How Do Economic Ideas Become Relevant in RTD Policy Making? Lessons From a European Case Study
The underlying premise of this volume is a general, almost consensual perception that RTD-policy has considerably changed in the 1990s, and taken on the shape of systemic innovation policy.1 This change is not bound to individual nation states but can be observed throughout the OECD. It is a question of increasing interest as to what have been the driving forces which cause national policies to move in the same direction. To answer this question, analysts increasingly turn towards a school of thought which takes the scientific ideas underlying the ongoing change into consideration. The premise of this cognitive line of analysis is that new scientific ideas in economics, rooted in evolutionary and institutional economics, exert their influence on policy-makers and that the ideational coalition of experts and policy-makers circumvent barriers established by interest groups and coalitions (Biegelbauer, 2000; Borras, 2000). Indeed, analysing policy concepts in various OECD countries brings to the fore a set of scientific ideas. To explain this, therefore, one must trace back the construction of policy concepts, i.e. to identify the origin and especially the venues of the scientific ideas.

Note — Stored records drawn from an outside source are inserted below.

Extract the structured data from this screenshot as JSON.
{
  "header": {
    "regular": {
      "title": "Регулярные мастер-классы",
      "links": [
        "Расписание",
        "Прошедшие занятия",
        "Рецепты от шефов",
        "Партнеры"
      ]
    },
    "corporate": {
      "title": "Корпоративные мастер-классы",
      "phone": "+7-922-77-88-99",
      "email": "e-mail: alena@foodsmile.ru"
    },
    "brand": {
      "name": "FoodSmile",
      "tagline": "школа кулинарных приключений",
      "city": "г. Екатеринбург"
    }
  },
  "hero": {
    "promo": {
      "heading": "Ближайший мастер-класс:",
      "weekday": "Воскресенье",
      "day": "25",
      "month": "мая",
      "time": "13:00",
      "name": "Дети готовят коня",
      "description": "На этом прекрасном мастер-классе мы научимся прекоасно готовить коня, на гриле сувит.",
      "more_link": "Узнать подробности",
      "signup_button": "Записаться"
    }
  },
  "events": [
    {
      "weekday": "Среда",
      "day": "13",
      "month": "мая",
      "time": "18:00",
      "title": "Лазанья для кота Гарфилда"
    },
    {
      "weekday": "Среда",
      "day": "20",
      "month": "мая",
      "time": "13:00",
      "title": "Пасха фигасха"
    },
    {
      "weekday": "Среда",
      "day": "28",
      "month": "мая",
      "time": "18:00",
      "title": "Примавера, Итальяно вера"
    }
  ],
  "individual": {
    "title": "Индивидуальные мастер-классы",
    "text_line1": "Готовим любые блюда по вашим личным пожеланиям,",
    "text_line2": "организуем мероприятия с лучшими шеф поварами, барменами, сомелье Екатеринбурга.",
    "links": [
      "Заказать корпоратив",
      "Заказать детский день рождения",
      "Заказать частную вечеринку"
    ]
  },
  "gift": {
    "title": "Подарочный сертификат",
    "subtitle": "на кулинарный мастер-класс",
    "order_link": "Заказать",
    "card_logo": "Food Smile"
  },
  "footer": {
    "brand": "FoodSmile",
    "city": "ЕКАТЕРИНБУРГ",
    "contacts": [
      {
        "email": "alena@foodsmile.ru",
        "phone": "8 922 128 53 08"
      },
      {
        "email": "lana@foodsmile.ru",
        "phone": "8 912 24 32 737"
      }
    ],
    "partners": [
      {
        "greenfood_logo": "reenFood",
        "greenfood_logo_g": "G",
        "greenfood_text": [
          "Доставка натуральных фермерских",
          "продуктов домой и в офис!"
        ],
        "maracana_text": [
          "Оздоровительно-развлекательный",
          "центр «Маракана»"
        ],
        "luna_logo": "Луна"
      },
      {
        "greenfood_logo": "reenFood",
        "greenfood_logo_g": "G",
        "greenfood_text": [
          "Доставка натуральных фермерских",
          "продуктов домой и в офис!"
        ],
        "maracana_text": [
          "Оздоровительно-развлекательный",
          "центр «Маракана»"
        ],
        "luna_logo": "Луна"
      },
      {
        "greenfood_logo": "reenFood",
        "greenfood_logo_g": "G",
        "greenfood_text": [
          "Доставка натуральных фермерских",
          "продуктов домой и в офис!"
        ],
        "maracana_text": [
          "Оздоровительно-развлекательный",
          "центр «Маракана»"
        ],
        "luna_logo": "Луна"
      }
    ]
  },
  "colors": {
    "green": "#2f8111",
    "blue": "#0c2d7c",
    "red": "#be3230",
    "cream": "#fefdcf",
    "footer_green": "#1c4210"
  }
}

To lay open the impact of scientific ideas on the policy concepts and on the outcome is, no doubt, a central task of the analysis of innovation policy.